PROBLEM STATEMENT | Return all lines in the material below that contain "xxxxxx".

——————

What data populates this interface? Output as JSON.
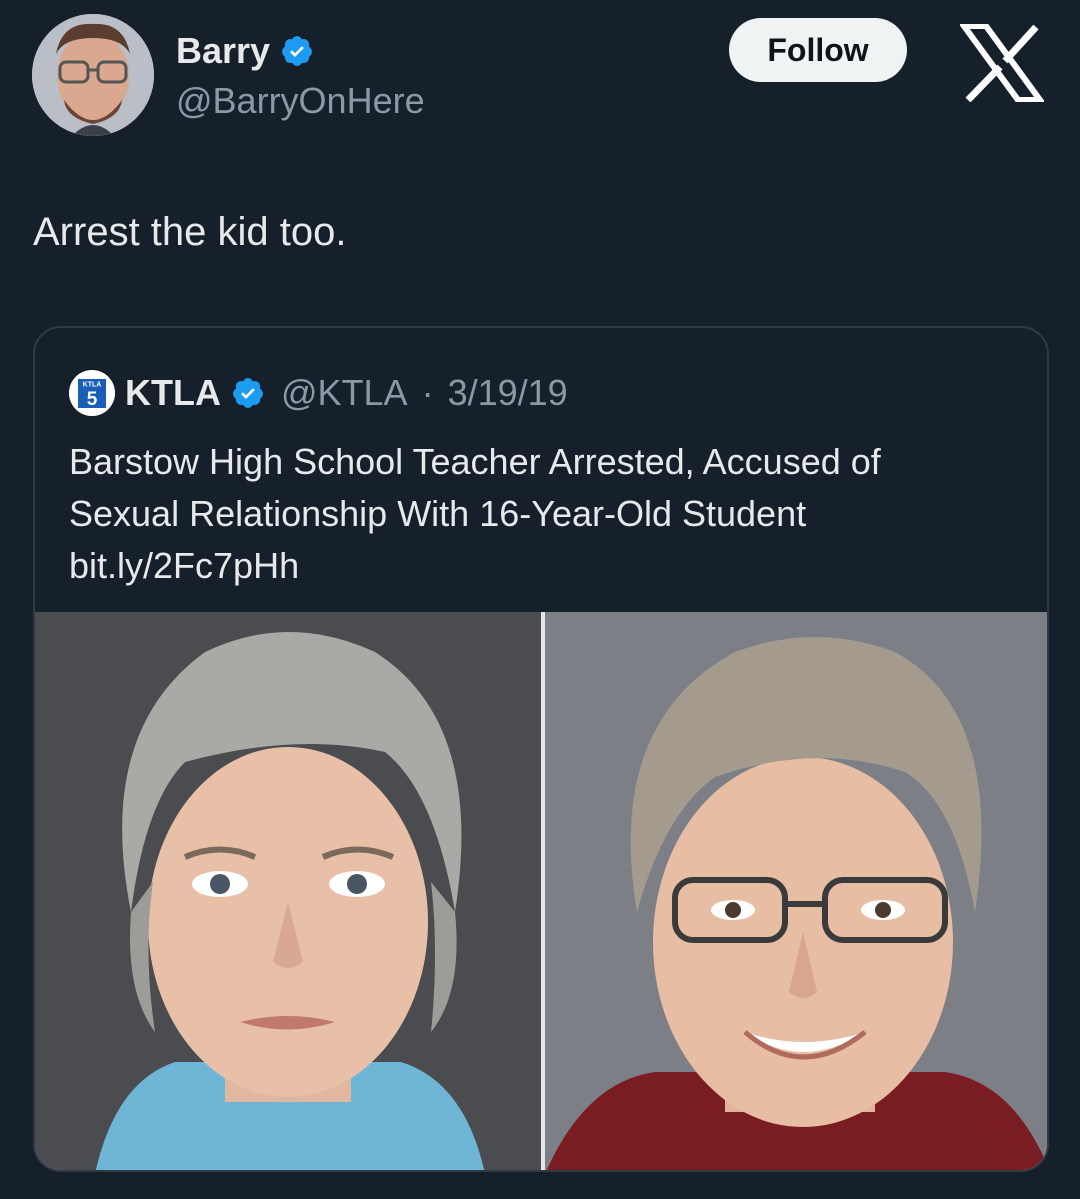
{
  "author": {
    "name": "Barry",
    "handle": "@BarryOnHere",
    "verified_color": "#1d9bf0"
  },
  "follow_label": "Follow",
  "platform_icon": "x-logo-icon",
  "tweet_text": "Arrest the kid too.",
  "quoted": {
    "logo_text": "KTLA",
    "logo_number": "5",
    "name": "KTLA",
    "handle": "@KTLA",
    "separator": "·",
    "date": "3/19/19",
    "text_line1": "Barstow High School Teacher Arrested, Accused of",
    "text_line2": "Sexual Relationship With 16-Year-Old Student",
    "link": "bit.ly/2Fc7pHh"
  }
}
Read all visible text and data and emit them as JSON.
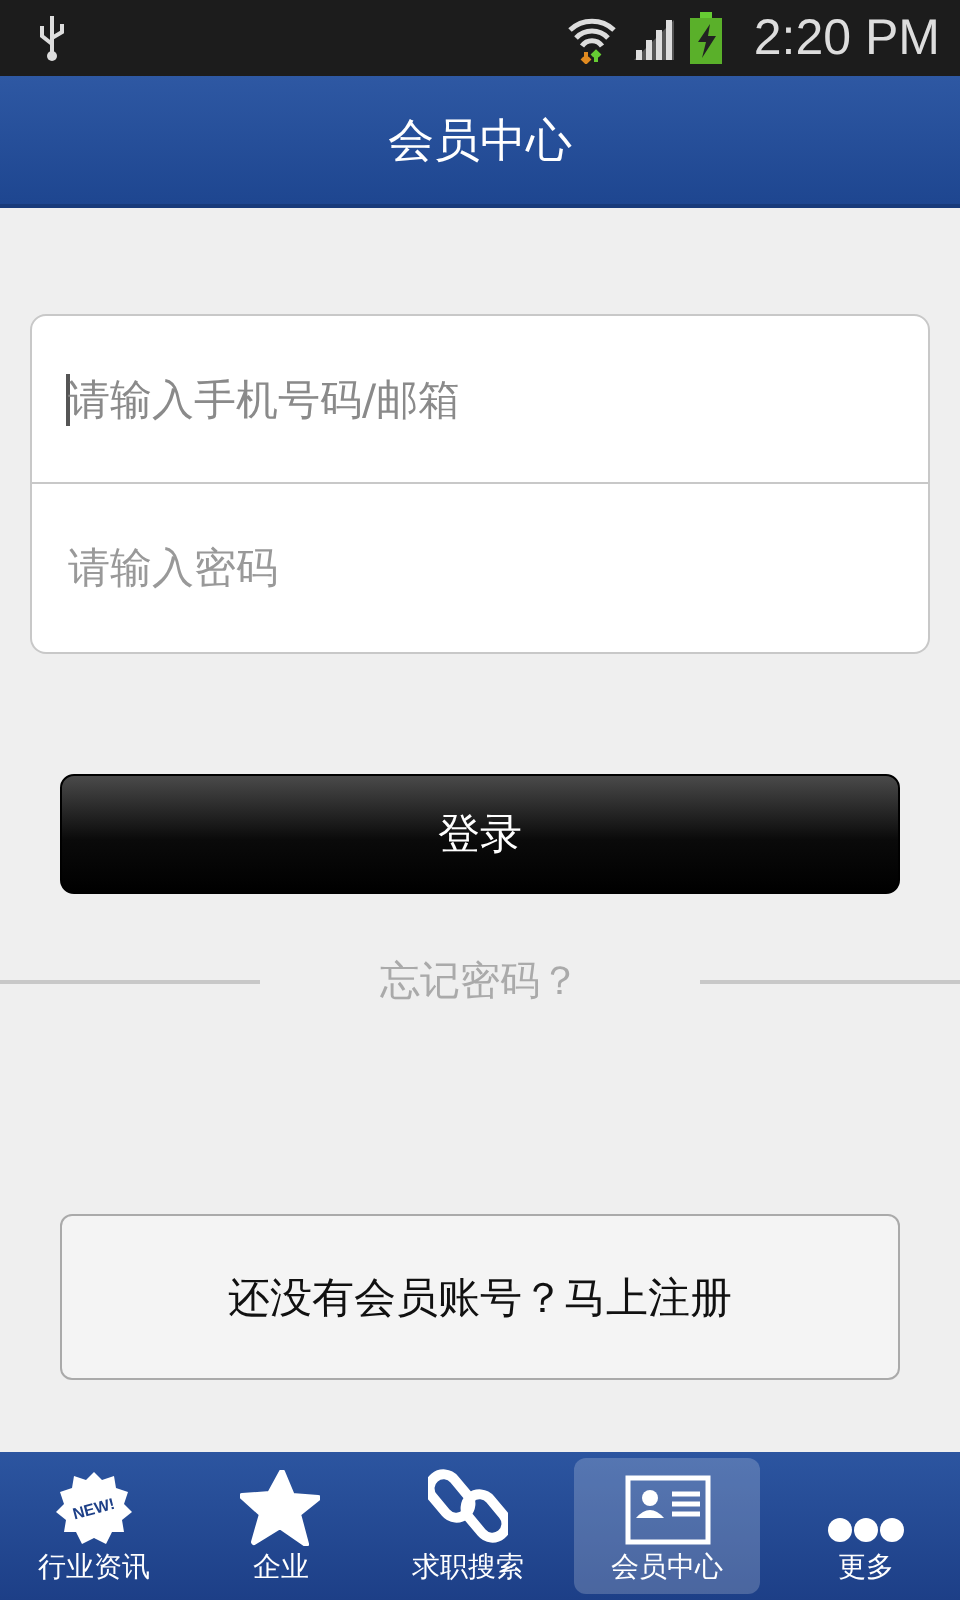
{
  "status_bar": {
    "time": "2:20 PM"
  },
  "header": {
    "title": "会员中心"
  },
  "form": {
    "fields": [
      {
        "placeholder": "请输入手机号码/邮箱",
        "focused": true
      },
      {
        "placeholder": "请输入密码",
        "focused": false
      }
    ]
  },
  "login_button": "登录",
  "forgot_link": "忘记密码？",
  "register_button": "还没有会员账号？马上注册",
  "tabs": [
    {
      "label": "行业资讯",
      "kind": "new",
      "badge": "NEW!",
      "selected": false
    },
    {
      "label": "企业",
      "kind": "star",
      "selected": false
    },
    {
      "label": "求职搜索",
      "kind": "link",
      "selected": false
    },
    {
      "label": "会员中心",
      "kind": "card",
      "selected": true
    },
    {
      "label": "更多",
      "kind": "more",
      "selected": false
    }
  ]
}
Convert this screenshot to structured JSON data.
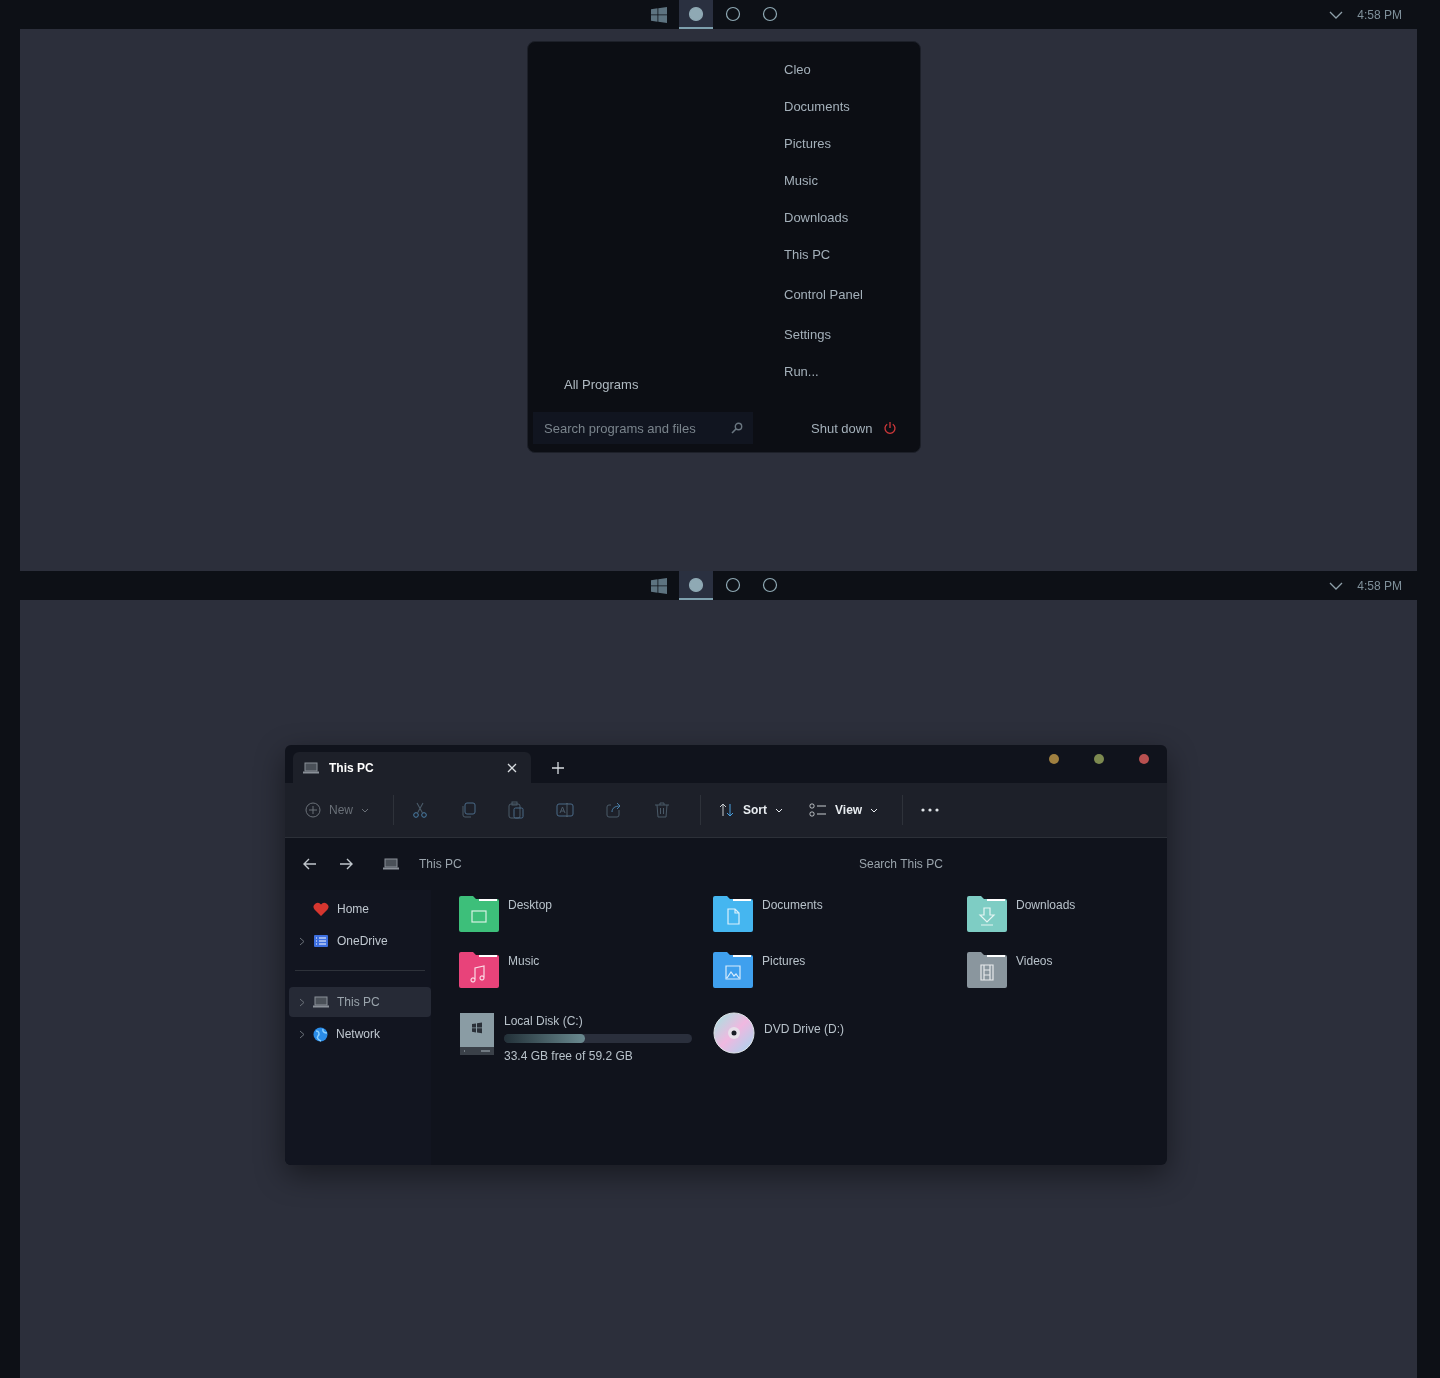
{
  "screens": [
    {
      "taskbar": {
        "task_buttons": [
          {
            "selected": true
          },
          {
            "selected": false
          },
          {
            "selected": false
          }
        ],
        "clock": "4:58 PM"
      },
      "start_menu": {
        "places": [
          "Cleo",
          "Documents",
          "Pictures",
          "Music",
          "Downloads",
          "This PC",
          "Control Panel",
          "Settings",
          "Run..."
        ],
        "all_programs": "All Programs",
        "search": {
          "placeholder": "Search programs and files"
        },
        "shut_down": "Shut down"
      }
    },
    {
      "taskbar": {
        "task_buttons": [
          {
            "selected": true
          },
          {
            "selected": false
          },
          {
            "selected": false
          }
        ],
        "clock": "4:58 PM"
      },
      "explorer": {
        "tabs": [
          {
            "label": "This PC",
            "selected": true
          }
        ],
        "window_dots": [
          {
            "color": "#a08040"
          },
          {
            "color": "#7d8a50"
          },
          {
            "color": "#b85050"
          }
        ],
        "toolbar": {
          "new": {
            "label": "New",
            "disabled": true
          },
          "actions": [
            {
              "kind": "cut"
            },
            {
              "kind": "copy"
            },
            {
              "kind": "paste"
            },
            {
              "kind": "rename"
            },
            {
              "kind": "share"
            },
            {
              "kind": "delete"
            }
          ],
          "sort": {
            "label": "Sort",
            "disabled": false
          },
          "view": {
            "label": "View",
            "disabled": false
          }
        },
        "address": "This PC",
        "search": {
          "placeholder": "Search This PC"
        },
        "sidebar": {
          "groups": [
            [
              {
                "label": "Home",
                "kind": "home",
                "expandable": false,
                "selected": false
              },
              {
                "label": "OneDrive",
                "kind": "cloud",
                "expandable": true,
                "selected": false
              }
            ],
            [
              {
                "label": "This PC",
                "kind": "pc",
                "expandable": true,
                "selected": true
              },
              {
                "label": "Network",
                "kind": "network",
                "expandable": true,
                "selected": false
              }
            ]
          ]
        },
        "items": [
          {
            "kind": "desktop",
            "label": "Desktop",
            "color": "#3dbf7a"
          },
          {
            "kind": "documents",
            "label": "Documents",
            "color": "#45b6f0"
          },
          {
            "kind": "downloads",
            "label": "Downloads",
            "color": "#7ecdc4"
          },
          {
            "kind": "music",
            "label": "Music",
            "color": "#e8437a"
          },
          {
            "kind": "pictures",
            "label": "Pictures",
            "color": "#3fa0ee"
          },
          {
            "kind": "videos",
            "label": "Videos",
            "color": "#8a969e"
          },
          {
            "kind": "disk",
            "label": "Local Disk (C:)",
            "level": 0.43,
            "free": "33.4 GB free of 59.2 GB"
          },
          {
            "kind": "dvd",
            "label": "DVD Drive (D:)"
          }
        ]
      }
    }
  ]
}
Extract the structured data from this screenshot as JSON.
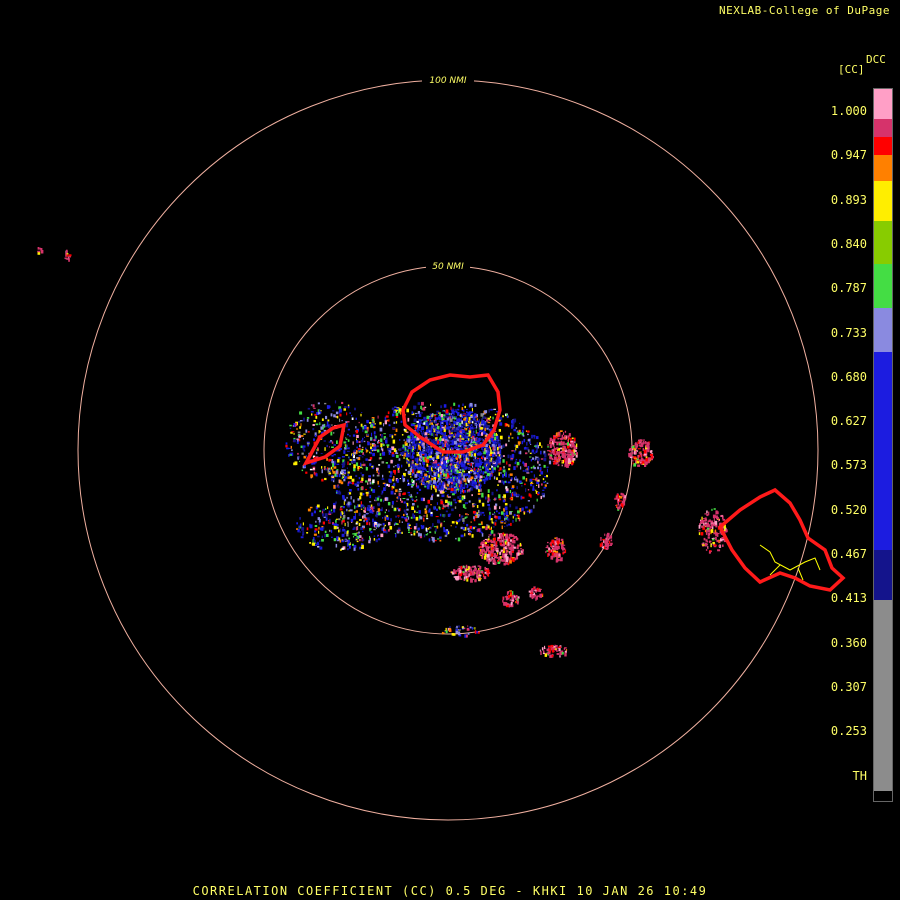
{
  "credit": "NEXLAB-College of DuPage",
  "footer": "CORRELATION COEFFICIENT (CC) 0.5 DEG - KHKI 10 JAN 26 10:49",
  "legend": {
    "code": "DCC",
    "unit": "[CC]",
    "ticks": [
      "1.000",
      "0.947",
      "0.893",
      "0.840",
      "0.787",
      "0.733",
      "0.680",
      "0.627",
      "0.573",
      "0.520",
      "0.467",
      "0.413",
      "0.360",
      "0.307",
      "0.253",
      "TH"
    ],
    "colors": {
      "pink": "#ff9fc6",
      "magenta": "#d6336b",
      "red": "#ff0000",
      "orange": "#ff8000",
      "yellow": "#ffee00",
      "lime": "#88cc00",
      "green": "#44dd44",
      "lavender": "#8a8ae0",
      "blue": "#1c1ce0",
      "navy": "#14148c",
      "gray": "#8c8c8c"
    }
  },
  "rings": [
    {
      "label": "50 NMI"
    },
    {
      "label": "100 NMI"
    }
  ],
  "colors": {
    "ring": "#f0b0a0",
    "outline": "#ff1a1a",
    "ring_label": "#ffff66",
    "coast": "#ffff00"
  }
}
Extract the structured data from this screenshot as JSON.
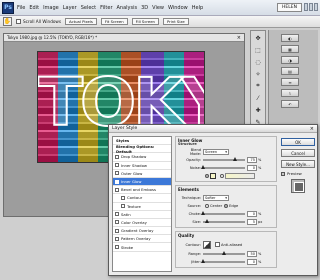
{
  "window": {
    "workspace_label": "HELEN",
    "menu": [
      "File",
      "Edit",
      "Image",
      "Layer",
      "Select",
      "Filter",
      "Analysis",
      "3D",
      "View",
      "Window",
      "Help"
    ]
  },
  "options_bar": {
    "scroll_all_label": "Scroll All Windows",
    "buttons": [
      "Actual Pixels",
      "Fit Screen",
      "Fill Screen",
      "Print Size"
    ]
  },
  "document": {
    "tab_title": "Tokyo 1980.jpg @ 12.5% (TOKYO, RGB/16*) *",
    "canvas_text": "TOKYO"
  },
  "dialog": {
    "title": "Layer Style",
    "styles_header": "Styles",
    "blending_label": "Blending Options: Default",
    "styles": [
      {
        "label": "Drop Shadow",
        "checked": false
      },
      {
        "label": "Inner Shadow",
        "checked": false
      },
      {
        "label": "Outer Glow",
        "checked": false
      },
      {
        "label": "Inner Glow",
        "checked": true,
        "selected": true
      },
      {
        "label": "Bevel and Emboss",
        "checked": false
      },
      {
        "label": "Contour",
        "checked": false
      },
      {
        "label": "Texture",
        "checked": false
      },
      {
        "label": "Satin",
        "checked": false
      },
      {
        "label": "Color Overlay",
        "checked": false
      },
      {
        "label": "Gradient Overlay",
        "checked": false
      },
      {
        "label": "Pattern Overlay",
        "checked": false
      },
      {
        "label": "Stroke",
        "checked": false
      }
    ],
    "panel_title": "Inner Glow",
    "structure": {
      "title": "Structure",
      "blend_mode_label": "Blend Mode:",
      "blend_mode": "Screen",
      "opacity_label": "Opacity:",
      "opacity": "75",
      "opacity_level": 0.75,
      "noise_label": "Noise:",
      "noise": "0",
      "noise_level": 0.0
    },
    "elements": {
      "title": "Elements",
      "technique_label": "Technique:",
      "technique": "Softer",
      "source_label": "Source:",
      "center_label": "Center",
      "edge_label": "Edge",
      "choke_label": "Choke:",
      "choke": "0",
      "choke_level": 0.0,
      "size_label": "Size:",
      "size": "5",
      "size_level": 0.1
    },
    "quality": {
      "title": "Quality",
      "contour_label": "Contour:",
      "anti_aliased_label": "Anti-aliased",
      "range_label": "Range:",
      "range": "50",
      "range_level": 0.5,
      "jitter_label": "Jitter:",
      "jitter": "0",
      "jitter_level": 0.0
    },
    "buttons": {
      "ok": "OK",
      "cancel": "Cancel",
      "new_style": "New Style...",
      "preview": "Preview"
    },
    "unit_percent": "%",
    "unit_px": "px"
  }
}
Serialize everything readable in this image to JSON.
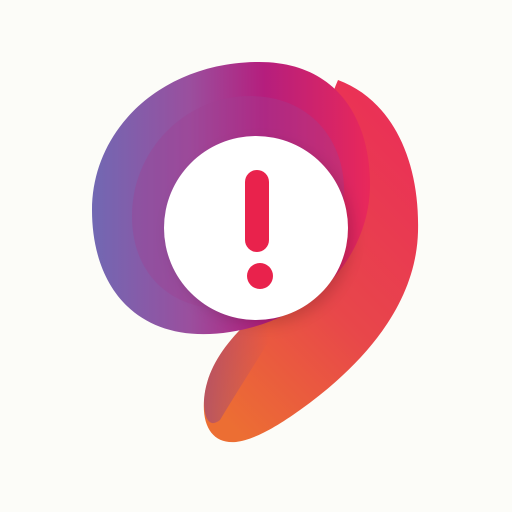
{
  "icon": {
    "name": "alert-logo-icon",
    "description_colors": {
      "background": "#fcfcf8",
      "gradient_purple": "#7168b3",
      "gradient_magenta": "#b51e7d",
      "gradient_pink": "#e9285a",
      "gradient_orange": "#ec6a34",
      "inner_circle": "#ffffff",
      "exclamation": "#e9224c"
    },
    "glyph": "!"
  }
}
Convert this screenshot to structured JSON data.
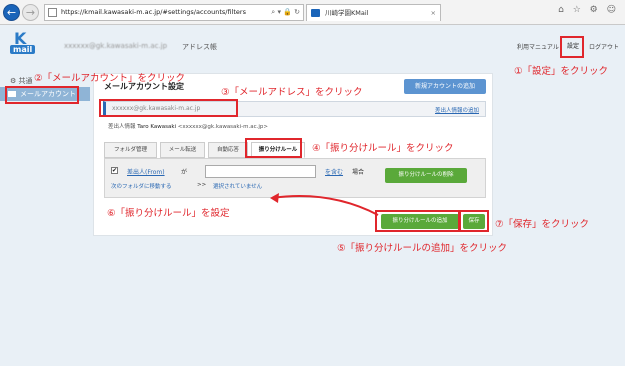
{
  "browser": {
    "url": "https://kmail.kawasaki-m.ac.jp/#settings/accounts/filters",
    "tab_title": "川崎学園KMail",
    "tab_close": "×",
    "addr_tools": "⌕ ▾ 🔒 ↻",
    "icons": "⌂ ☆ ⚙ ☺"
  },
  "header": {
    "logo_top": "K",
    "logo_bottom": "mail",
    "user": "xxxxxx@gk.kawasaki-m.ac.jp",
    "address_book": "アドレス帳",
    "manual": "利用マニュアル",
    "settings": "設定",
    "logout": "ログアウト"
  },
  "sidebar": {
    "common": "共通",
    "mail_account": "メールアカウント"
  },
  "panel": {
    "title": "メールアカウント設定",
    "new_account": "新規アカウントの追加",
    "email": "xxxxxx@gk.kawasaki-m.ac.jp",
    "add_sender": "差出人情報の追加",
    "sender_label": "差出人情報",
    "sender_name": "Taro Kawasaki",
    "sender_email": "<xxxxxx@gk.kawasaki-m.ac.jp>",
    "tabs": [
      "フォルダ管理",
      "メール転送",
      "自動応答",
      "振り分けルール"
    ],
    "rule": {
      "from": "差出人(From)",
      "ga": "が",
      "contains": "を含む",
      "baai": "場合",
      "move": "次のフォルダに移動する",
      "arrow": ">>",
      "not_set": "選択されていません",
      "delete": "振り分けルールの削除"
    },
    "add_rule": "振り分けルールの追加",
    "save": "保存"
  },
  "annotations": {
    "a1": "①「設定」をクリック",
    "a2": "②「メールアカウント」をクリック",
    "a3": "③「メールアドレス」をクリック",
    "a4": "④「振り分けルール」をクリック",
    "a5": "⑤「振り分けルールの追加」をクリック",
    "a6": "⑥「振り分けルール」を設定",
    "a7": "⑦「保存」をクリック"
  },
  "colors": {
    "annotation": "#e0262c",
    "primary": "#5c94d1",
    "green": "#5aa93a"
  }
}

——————

SOLUTION |
    "user": "xxxxxx@gk.kawasaki-m.ac.jp",
    "email": "xxxxxx@gk.kawasaki-m.ac.jp",
    "sender_email": "<xxxxxx@gk.kawasaki-m.ac.jp>",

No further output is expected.